On Wednesday evening we went to Manchester Cathedral: Hilary, me and our partners. We had an early meal in Salvi’s on Exchange Square—their Gorgonzola cheese is the best in the whole wide world!—then took our seats in the Cathedral for a wonderful performance of Shakespeare’s Henry V. Antic Disposition are touring it around several Cathedrals, details here: https://www.anticdisposition.co.uk/henry-v-2018.html If it’s coming to a Cathedral near you, I recommend it. The performances are a commemoration of the centenary of the end of WW1. Henry V is performed as a ‘play within a play’: it’s set in a field hospital behind the Western Front, where the recovering inmates are putting on the play to entertain themselves. There are subtle places in the play where the Western Front insinuates itself into the play. It is a beautiful concept, very well performed. What a lovely evening. If you have chance to see it, don’t miss it. I promise you, you won’t be disappointed.

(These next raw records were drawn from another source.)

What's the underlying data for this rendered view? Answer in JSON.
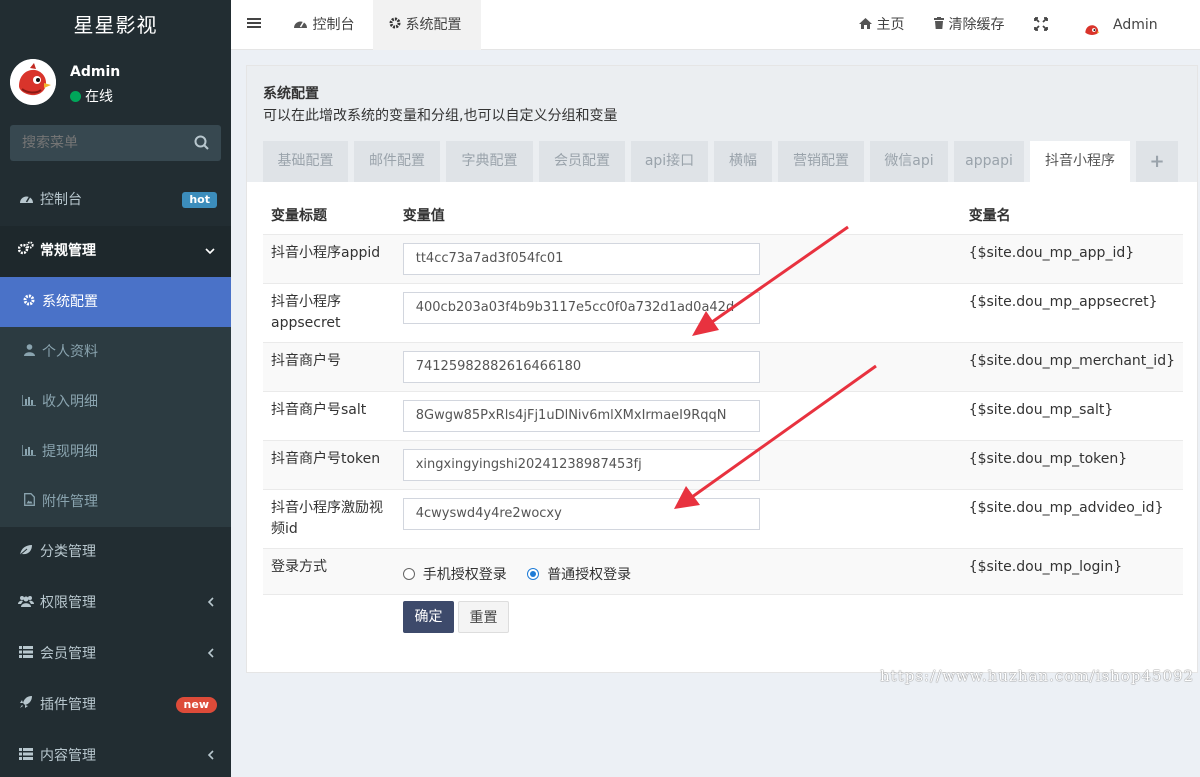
{
  "app": {
    "brand": "星星影视"
  },
  "user": {
    "name": "Admin",
    "status": "在线"
  },
  "search": {
    "placeholder": "搜索菜单"
  },
  "sidebar": {
    "items": [
      {
        "label": "控制台",
        "badge": "hot",
        "icon": "dashboard-icon"
      },
      {
        "label": "常规管理",
        "icon": "cogs-icon",
        "expanded": true
      },
      {
        "label": "分类管理",
        "icon": "leaf-icon"
      },
      {
        "label": "权限管理",
        "icon": "users-icon"
      },
      {
        "label": "会员管理",
        "icon": "list-icon"
      },
      {
        "label": "插件管理",
        "badge": "new",
        "icon": "rocket-icon"
      },
      {
        "label": "内容管理",
        "icon": "list-icon"
      }
    ],
    "sub_items": [
      {
        "label": "系统配置",
        "icon": "gear-icon",
        "active": true
      },
      {
        "label": "个人资料",
        "icon": "user-icon"
      },
      {
        "label": "收入明细",
        "icon": "bar-chart-icon"
      },
      {
        "label": "提现明细",
        "icon": "bar-chart-icon"
      },
      {
        "label": "附件管理",
        "icon": "file-image-icon"
      }
    ]
  },
  "navbar": {
    "tabs": [
      {
        "label": "控制台",
        "icon": "dashboard-icon"
      },
      {
        "label": "系统配置",
        "icon": "gear-icon",
        "active": true
      }
    ],
    "home": "主页",
    "clear_cache": "清除缓存",
    "user": "Admin"
  },
  "panel": {
    "title": "系统配置",
    "description": "可以在此增改系统的变量和分组,也可以自定义分组和变量",
    "tabs": [
      "基础配置",
      "邮件配置",
      "字典配置",
      "会员配置",
      "api接口",
      "横幅",
      "营销配置",
      "微信api",
      "appapi",
      "抖音小程序",
      "+"
    ],
    "active_tab": "抖音小程序",
    "columns": [
      "变量标题",
      "变量值",
      "变量名"
    ],
    "rows": [
      {
        "title": "抖音小程序appid",
        "value": "tt4cc73a7ad3f054fc01",
        "name": "{$site.dou_mp_app_id}"
      },
      {
        "title": "抖音小程序appsecret",
        "value": "400cb203a03f4b9b3117e5cc0f0a732d1ad0a42d",
        "name": "{$site.dou_mp_appsecret}"
      },
      {
        "title": "抖音商户号",
        "value": "74125982882616466180",
        "name": "{$site.dou_mp_merchant_id}"
      },
      {
        "title": "抖音商户号salt",
        "value": "8Gwgw85PxRls4jFj1uDlNiv6mlXMxIrmaeI9RqqN",
        "name": "{$site.dou_mp_salt}"
      },
      {
        "title": "抖音商户号token",
        "value": "xingxingyingshi20241238987453fj",
        "name": "{$site.dou_mp_token}"
      },
      {
        "title": "抖音小程序激励视频id",
        "value": "4cwyswd4y4re2wocxy",
        "name": "{$site.dou_mp_advideo_id}"
      }
    ],
    "login": {
      "title": "登录方式",
      "options": [
        "手机授权登录",
        "普通授权登录"
      ],
      "selected": "普通授权登录",
      "name": "{$site.dou_mp_login}"
    },
    "buttons": {
      "ok": "确定",
      "reset": "重置"
    }
  },
  "watermark": "https://www.huzhan.com/ishop45092",
  "colors": {
    "sidebar": "#222d32",
    "active": "#4a72c8",
    "primary_button": "#3d4a6b",
    "annotation_arrow": "#e8323f"
  }
}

Lastly, I need to tell you that my son Michael rang me for a chat in the week; and on Friday I met my friend Joan for our monthly catch-up over dinner. I’m telling you this only because they both value a mention!

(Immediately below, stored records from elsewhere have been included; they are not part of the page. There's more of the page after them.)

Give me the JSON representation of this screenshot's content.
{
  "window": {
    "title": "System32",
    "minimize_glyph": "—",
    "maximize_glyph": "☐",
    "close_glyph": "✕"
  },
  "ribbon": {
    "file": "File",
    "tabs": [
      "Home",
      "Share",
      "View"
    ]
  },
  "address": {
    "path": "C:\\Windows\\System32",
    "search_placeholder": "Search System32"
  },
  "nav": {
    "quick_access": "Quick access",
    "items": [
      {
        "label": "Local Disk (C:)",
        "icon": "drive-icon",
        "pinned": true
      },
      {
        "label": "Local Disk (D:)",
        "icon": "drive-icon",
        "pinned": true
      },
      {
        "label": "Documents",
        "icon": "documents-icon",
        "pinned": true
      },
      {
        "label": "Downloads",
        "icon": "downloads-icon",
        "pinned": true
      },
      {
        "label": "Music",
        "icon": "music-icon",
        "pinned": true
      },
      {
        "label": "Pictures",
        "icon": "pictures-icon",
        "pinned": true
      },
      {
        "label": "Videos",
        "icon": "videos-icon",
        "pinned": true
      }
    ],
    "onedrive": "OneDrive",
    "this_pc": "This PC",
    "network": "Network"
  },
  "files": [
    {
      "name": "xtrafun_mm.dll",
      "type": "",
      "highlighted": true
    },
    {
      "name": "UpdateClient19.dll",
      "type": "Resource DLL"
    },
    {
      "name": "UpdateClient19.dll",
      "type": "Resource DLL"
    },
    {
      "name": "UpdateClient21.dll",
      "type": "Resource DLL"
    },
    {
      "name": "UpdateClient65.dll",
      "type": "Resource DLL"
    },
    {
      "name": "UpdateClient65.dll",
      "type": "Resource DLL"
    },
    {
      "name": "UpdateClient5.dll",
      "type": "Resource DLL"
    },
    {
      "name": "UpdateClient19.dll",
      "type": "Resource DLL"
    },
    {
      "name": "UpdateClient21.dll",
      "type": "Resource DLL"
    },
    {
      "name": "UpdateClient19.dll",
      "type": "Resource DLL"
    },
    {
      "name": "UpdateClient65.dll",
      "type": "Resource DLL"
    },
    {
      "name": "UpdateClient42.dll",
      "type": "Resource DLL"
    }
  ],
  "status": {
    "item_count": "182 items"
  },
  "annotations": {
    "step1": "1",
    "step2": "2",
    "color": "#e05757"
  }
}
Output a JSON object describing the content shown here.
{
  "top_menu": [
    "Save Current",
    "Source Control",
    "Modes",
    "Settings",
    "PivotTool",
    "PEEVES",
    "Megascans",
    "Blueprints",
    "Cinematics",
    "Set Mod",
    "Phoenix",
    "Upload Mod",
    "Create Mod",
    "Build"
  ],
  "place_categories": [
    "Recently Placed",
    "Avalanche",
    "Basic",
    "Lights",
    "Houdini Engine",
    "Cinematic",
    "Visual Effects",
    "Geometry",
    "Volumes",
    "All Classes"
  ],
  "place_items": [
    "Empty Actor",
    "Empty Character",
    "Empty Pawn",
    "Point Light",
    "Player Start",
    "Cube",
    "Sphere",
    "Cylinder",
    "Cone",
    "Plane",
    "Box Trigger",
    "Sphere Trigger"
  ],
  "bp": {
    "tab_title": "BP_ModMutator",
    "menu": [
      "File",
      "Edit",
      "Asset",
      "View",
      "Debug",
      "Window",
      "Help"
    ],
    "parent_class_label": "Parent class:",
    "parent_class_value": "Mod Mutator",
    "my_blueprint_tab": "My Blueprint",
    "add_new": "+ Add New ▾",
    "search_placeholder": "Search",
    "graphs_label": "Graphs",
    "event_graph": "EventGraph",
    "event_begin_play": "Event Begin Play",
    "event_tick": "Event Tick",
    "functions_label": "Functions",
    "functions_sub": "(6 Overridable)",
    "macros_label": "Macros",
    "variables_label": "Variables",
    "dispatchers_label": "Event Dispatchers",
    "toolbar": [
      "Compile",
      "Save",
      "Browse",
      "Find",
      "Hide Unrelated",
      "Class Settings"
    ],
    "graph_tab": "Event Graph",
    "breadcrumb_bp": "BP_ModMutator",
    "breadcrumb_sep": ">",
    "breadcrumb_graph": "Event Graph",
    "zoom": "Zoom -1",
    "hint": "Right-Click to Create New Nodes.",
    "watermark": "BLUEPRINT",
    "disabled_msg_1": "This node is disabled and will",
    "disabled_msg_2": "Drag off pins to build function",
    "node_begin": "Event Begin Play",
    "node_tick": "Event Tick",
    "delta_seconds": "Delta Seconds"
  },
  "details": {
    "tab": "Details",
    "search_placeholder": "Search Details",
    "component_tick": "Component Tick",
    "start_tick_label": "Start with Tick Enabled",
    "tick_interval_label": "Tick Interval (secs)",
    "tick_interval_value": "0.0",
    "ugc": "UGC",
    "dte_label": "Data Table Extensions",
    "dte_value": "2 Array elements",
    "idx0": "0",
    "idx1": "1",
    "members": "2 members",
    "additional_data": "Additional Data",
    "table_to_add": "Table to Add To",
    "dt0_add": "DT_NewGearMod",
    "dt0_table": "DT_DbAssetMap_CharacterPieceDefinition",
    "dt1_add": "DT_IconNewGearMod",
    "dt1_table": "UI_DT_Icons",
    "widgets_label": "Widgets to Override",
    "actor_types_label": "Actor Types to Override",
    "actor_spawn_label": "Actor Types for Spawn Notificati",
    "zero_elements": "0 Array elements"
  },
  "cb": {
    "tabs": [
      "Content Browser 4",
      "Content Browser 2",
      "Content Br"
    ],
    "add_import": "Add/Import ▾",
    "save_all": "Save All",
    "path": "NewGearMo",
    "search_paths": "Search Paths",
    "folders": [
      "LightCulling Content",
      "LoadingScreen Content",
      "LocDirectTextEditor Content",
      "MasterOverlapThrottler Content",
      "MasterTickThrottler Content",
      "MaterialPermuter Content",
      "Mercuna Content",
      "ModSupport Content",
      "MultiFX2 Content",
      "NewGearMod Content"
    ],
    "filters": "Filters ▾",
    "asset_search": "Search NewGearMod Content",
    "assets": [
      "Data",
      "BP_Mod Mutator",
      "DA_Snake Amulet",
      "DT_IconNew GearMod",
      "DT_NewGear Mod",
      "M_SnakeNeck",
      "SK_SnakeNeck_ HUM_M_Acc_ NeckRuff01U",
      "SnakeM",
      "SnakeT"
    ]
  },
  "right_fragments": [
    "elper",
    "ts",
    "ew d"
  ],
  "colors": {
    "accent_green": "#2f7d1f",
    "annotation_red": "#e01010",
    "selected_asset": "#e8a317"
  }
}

I’m giving you a poem this week that’s included in Some Mothers Do…I wrote it on Kim Moore’s poetry residential in St. Ives in 2014. While I was there, my daughter was undergoing surgery for the removal of the melanoma on her right shin. It was a worrying time, as you can surmise from this poem. The weather was lovely the week of the course, unseasonably warm for the time of year. On the Thursday, a couple of days before Halloween, Kim sent course members out—on the only wet day of the week—to find a poem in the town—‘and don’t come back till you’ve found one’. This is the poem I ‘found’. I’ve always loved it, because I love St. Ives; and because I know the story behind the poem. I’m glad it’s going to find its space in the book.
To St Ives a Love Poem

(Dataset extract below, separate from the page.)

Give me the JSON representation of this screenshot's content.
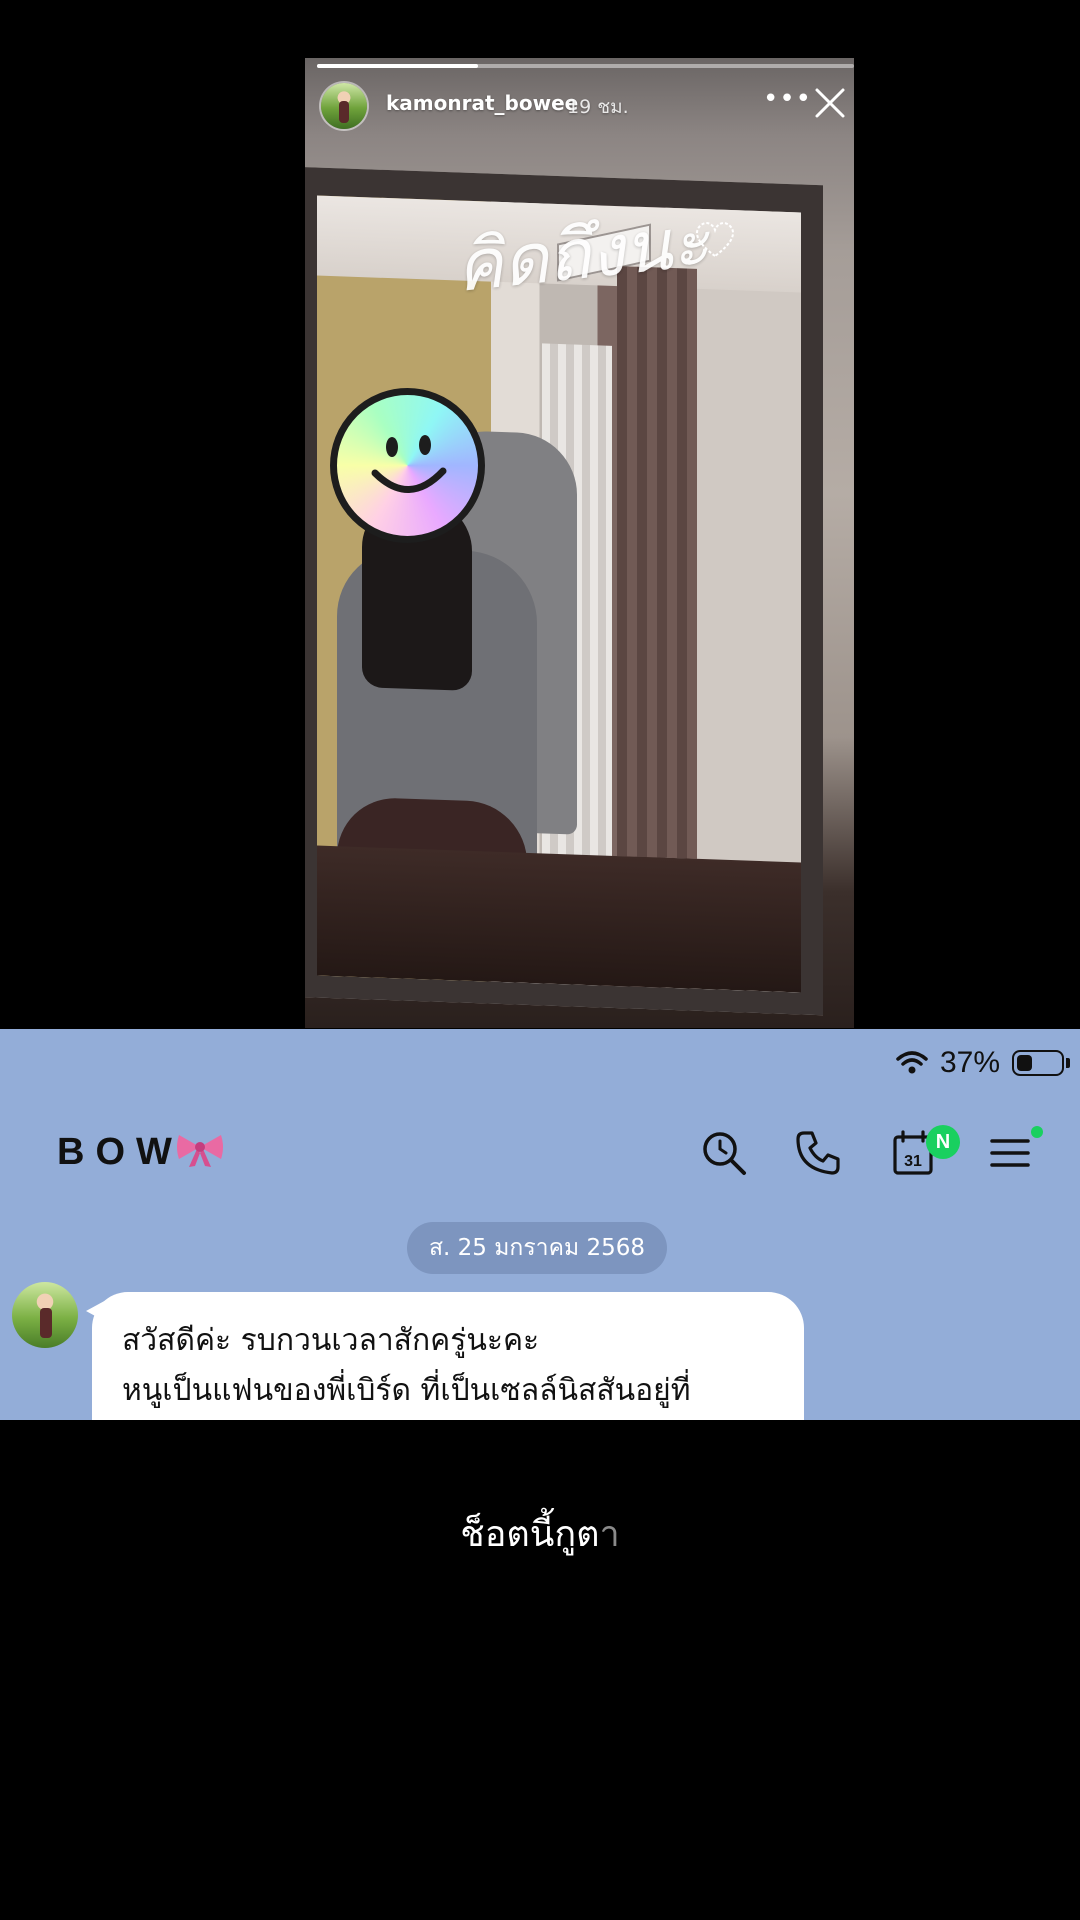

Even though November is a black dog sitting at your feet
and your beaches lay crushed under the weight of mist
and your shoreline roars at the passing of summer
and your white horses rise on their hind legs
till your fishing boats get seasick; even though your trees
shed tears like baubles and your shops drip gifts like rain
and your cobbled streets and narrow alleys wind
around me like a clock and your posters announce
Fair Wednesday as if all other days are cheats
and your bistros display fish with eyes wide as heaven
scared as hell, and your railway bridge yells
do what makes you happy and it feels like a tall order;
even though your choughs are impatient for pilchard
your huers won’t see today from the Baulking House
still you open your arms and kiss my cheeks in welcome.